▸ Problem requirements: Where does the string "name" appear in the records? Copy every line that contains it.

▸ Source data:
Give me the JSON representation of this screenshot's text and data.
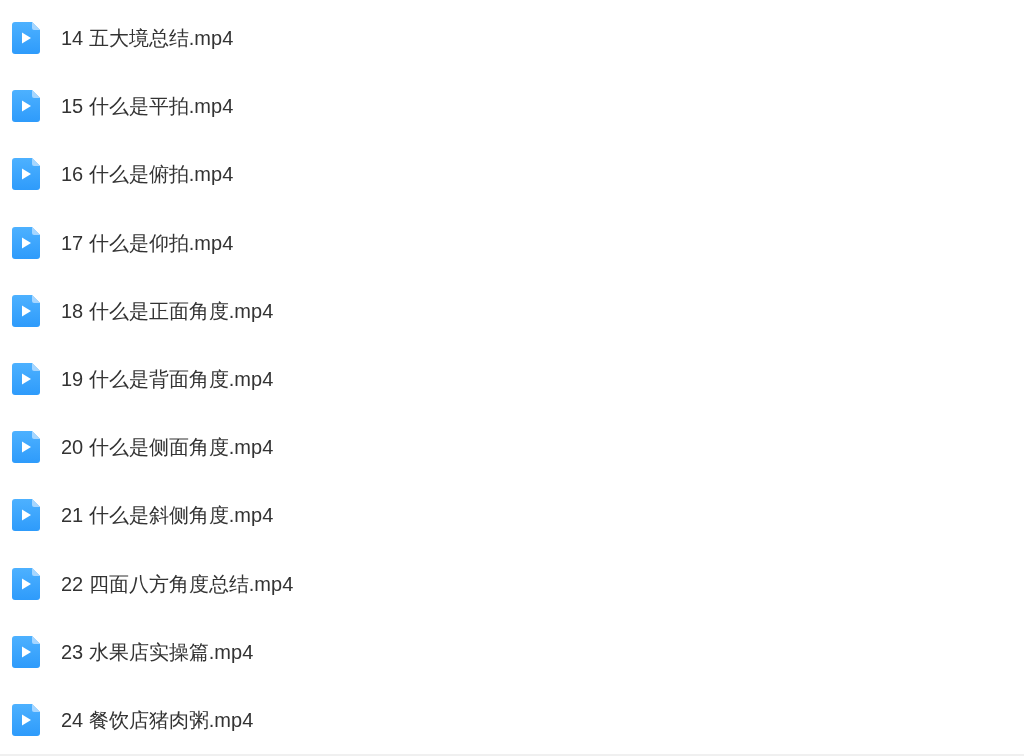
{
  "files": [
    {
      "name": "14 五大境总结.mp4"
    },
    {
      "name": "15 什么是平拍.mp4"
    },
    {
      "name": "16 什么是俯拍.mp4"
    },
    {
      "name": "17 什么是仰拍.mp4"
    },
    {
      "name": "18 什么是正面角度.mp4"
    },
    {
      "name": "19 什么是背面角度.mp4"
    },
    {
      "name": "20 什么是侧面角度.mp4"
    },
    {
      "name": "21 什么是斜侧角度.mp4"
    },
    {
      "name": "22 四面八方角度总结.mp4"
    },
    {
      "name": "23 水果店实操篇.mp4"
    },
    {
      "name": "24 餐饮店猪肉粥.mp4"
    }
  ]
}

▸ Exercise answer:
      "name": "14 五大境总结.mp4"
      "name": "15 什么是平拍.mp4"
      "name": "16 什么是俯拍.mp4"
      "name": "17 什么是仰拍.mp4"
      "name": "18 什么是正面角度.mp4"
      "name": "19 什么是背面角度.mp4"
      "name": "20 什么是侧面角度.mp4"
      "name": "21 什么是斜侧角度.mp4"
      "name": "22 四面八方角度总结.mp4"
      "name": "23 水果店实操篇.mp4"
      "name": "24 餐饮店猪肉粥.mp4"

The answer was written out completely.